With live dealer blackjack becoming more popular by the year, software providers came up with multiple variants. Some of these were made due to practical reasons. For instance, how to negate the downsides of limited seating and relatively high minimum bets in live blackjack?
Common Draw Blackjack is a live blackjack variant in which all players share the same hand. The players’ decisions are independent, but they all share the same cards. This effectively preserves the charm of live table blackjack while keeping things easier to manage.
From the players’ perspective, the process itself is no different from any other live game of 21. The first step is to pick a table with the Common Draw ruleset. Examples include Blitz Blackjack, Playtech’s Quantum Blackjack, and Evolution’s Infinite Blackjack game. There are many more such games out there, mind you. Generally, if you see no seats on a live blackjack table and a single hand at all times, it’s probably a variation of Common Draw.

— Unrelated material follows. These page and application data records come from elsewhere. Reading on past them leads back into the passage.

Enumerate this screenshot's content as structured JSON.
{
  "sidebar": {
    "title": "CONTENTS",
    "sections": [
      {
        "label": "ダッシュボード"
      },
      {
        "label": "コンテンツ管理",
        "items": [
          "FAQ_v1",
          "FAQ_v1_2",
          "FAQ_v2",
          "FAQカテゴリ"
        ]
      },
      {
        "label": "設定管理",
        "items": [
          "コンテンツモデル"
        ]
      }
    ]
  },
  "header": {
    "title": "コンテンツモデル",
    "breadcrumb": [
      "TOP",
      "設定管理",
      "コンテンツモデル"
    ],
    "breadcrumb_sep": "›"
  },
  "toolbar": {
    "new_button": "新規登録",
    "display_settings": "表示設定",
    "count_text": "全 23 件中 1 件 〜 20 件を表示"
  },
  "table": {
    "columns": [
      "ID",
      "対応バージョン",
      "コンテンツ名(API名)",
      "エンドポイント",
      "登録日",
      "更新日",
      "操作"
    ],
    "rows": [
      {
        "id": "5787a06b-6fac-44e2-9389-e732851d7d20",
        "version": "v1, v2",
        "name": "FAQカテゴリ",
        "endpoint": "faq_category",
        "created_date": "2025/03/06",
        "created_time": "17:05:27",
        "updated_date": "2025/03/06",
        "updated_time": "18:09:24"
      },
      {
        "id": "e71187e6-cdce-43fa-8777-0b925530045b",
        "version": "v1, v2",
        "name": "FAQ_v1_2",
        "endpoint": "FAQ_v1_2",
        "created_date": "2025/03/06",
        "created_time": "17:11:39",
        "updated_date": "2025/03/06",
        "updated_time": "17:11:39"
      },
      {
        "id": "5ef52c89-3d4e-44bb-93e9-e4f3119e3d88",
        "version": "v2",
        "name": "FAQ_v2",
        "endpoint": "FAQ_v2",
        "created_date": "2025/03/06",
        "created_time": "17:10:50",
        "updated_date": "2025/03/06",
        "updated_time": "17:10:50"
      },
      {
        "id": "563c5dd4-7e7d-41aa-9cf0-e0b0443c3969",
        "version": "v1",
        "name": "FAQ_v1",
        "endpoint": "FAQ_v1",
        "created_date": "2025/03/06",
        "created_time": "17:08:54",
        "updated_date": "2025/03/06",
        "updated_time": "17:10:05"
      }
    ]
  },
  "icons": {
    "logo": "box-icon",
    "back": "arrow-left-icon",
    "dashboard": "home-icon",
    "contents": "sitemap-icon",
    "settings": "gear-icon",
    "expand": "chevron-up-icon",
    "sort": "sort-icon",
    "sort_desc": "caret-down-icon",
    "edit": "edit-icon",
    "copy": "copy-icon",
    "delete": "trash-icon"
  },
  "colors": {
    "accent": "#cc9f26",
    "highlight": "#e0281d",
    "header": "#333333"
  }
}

You’ll need to put down a bet if you wish to participate, of course. Now, this is another of the more notable advantages of Common Draw Blackjack. Generally speaking, the minimum bet for most live online blackjack tables is £5, or the equivalent in other currencies. Essentially, if you take a seat at such tables you need to make your wager worth the time and effort. Live casino streams are expensive to maintain, especially in the case of blackjack. Typically, the dealer has to focus on each player individually, which limits the seat numbers.

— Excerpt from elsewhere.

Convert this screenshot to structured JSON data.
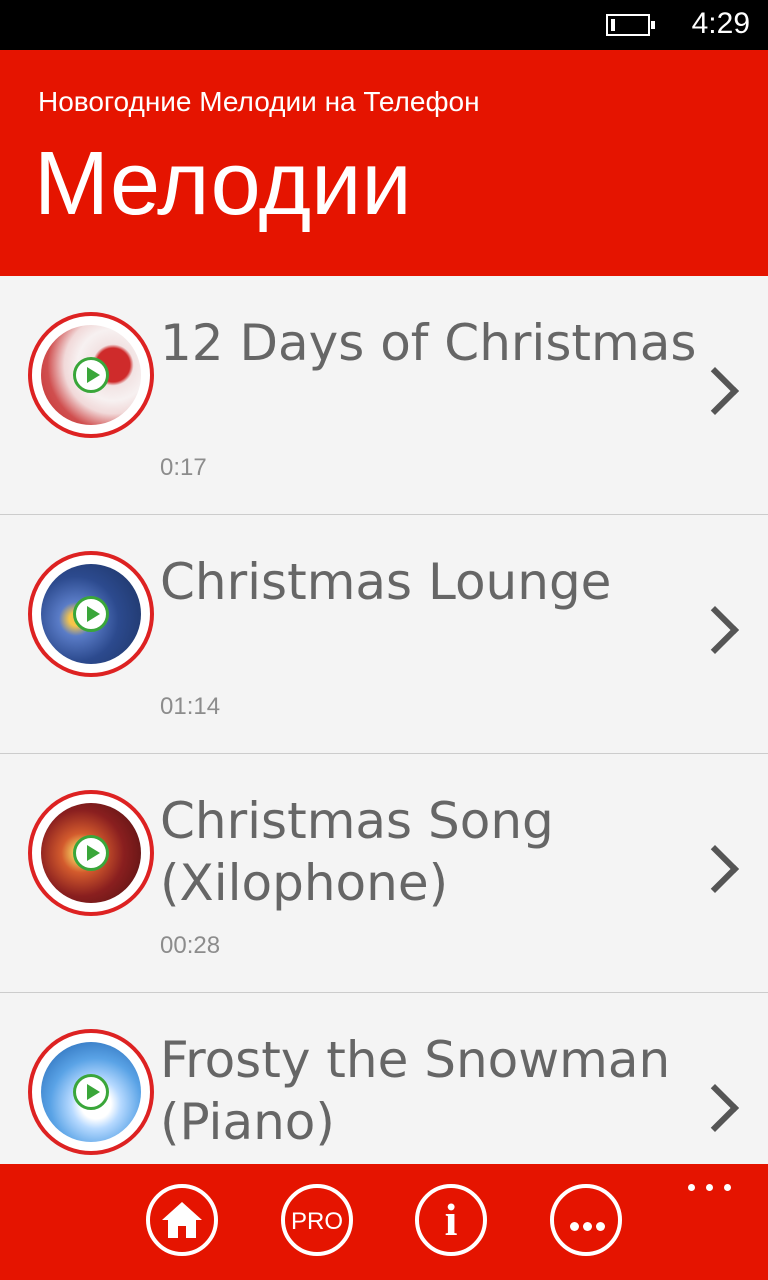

Common Draw Blackjack eschews that completely. The dealer will put down the cards as usual, starting with two. From then on, you can make all the usual calls – Hit, Stand, Double and Split. However, even if the cards are the same for all players, the decisions you make are all your own. For example, if you decide to stand, your turn is over and you’ll just wait for the hand to be resolved by the dealer. If another player decides to hit at the same time, another card will be drawn. This new card will be evaluated for players who hit, but not for those who decided to stand.
Now, things can get a bit more complicated with splits, but you get the idea.
We’ve outlined the two biggest advantages above. You’ll never have to worry if there are seats available, and the minimums are much lower, typically around £1. There are other pros as well, though.
If you play live blackjack for real money, a single hand can last for quite a while. After all, the croupier has to deal with each player individually. Moreover, players usually need time to make decisions. As a result, regular live dealer blackjack is rather slow-moving and can take a while.
Obviously, Common Draw Blackjack doesn’t suffer from the same issues. A hand can take just a few seconds apiece, which keeps the game fast-paced and flowing.
It’s important to keep in mind that this style of live table blackjack does not refer to the actual ruleset. For instance, some versions require the dealer to stand on 17, while others don’t. This varies and is something you should pay attention to independently of whether it’s a common draw title or not.
Thankfully, there are plenty of options to choose from. Some companies even play with the idea further, such as can be seen in Playtech’s Majority Rules Blackjack.